Safe and Flexible Memory Management in Cyclone. Michael Hicks, Greg Morrisett, Dan Grossman, and Trevor Jim. Technical Report CS-TR-4514, University of Maryland Department of Computer Science, July 2003.
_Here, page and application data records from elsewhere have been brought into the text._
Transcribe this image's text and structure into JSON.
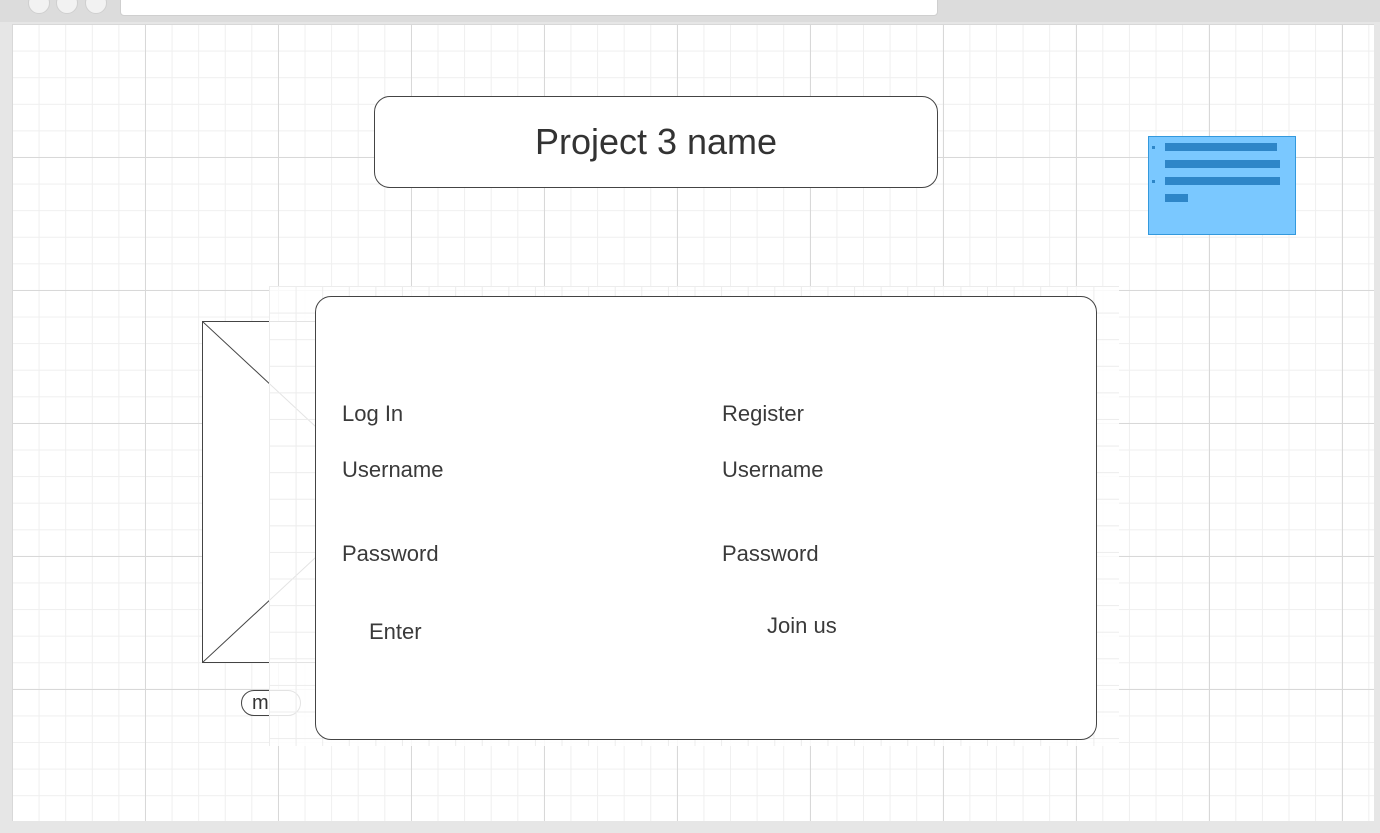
{
  "window": {
    "traffic_lights": [
      "close",
      "minimize",
      "maximize"
    ],
    "address_bar": ""
  },
  "header": {
    "title": "Project 3 name"
  },
  "note_widget": {
    "icon": "text-note-icon",
    "color": "#7ac8ff"
  },
  "image_placeholder": {
    "icon": "image-placeholder-icon",
    "caption_stub": "m"
  },
  "login": {
    "heading": "Log In",
    "username_label": "Username",
    "password_label": "Password",
    "submit_label": "Enter"
  },
  "register": {
    "heading": "Register",
    "username_label": "Username",
    "password_label": "Password",
    "submit_label": "Join us"
  },
  "colors": {
    "canvas_bg": "#ffffff",
    "chrome_bg": "#e6e6e6",
    "stroke": "#444444",
    "note_fill": "#7ac8ff",
    "note_lines": "#2e86c8"
  }
}
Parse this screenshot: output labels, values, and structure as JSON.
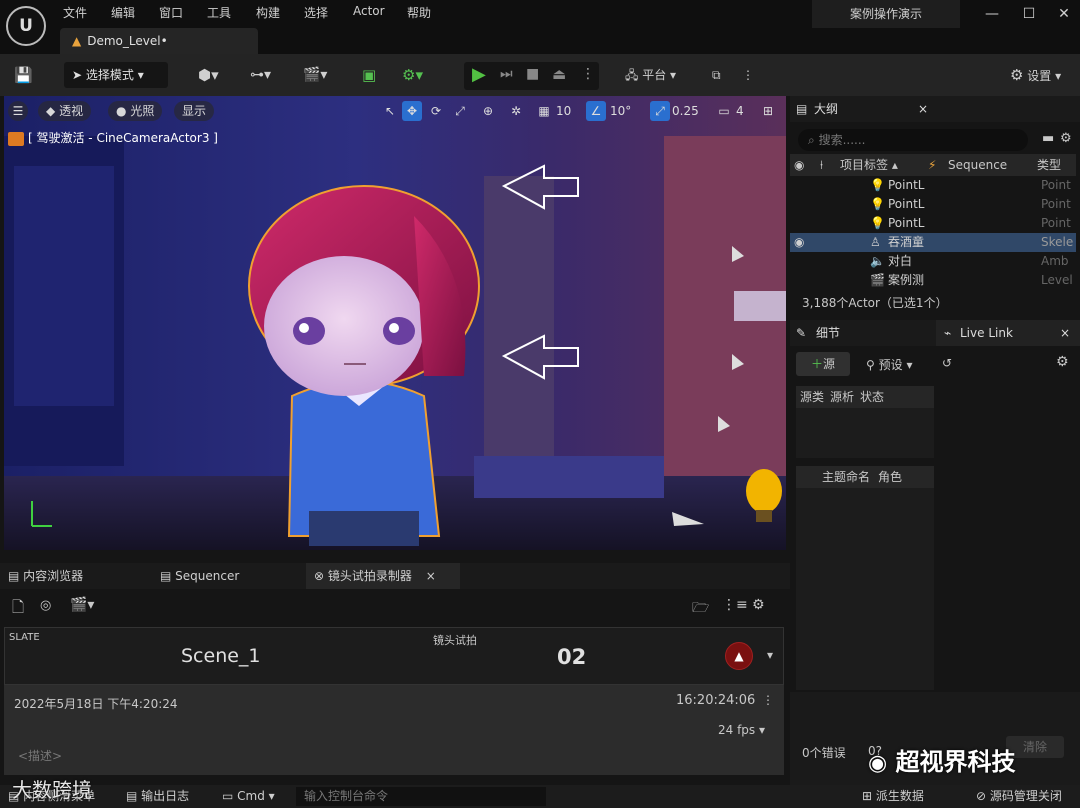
{
  "app": {
    "logo": "U",
    "menu": [
      "文件",
      "编辑",
      "窗口",
      "工具",
      "构建",
      "选择",
      "Actor",
      "帮助"
    ],
    "project_name": "案例操作演示",
    "tab": "Demo_Level•"
  },
  "toolbar": {
    "mode": "选择模式",
    "platform": "平台",
    "settings": "设置"
  },
  "viewport": {
    "perspective": "透视",
    "lit": "光照",
    "show": "显示",
    "grid": "10",
    "angle": "10°",
    "scale": "0.25",
    "cam_speed": "4",
    "pilot": "[ 驾驶激活 - CineCameraActor3 ]"
  },
  "outliner": {
    "title": "大纲",
    "search_placeholder": "搜索......",
    "col_label": "项目标签 ▴",
    "col_sequence": "Sequence",
    "col_type": "类型",
    "rows": [
      {
        "label": "PointL",
        "type": "Point"
      },
      {
        "label": "PointL",
        "type": "Point"
      },
      {
        "label": "PointL",
        "type": "Point"
      },
      {
        "label": "吞酒童",
        "type": "Skele"
      },
      {
        "label": "对白",
        "type": "Amb"
      },
      {
        "label": "案例测",
        "type": "Level"
      }
    ],
    "count": "3,188个Actor（已选1个）"
  },
  "details": {
    "tab": "细节",
    "livelink": "Live Link",
    "add_source": "源",
    "preset": "预设",
    "cols": [
      "源类",
      "源析",
      "状态"
    ],
    "cols2": [
      "主题命名",
      "角色"
    ],
    "errors": "0个错误",
    "clear": "清除",
    "err2": "0?"
  },
  "bottom": {
    "tab_content": "内容浏览器",
    "tab_seq": "Sequencer",
    "tab_take": "镜头试拍录制器",
    "slate_label": "SLATE",
    "slate": "Scene_1",
    "take_label": "镜头试拍",
    "take": "02",
    "date": "2022年5月18日 下午4:20:24",
    "timecode": "16:20:24:06",
    "fps": "24 fps",
    "desc": "<描述>"
  },
  "status": {
    "content": "内容侧滑菜单",
    "log": "输出日志",
    "cmd": "Cmd",
    "cmd_placeholder": "输入控制台命令",
    "derived": "派生数据",
    "source": "源码管理关闭"
  },
  "watermark": {
    "left": "大数跨境",
    "right": "超视界科技"
  }
}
Cyclone is a type-safe programming language intended for applications requiring control over memory management. Our previous work on Cyclone included support for stack allocation, lexical region allocation, and a garbage-collected heap. We achieved safety (i.e., prevented dangling pointers) through a region-based type-and-effects system. This paper describes some new memory-management mechanisms that we have integrated into Cyclone: dynamic regions, unique pointers, and reference-counted objects. Our experience shows that these new mechanisms are well suited for the timely recovery of objects in situations where it is awkward to use lexical regions. Crucially, programmers can write reusable functions without unnecessarily restricting callers' choices among the variety of memory-management options. To achieve this goal, Cyclone employs a combination of polymorphism and scoped constructs that temporarily let us treat objects as if they were allocated in a lexical region. In our experience, our new constructs can significantly improve application performance, while adding a modest programming overhead.

http | .pdf ]

  author = {Michael Hicks and Greg Morrisett and Dan Grossman and Trevor Jim},
  title = {Safe and Flexible Memory Management in {Cyclone}},
  number = {CS-TR-4514},
  institution = {University of Maryland Department of Computer Science},
  month = {July},
  year = {2003},
  http = {}

This file was generated by bibtex2html 1.99.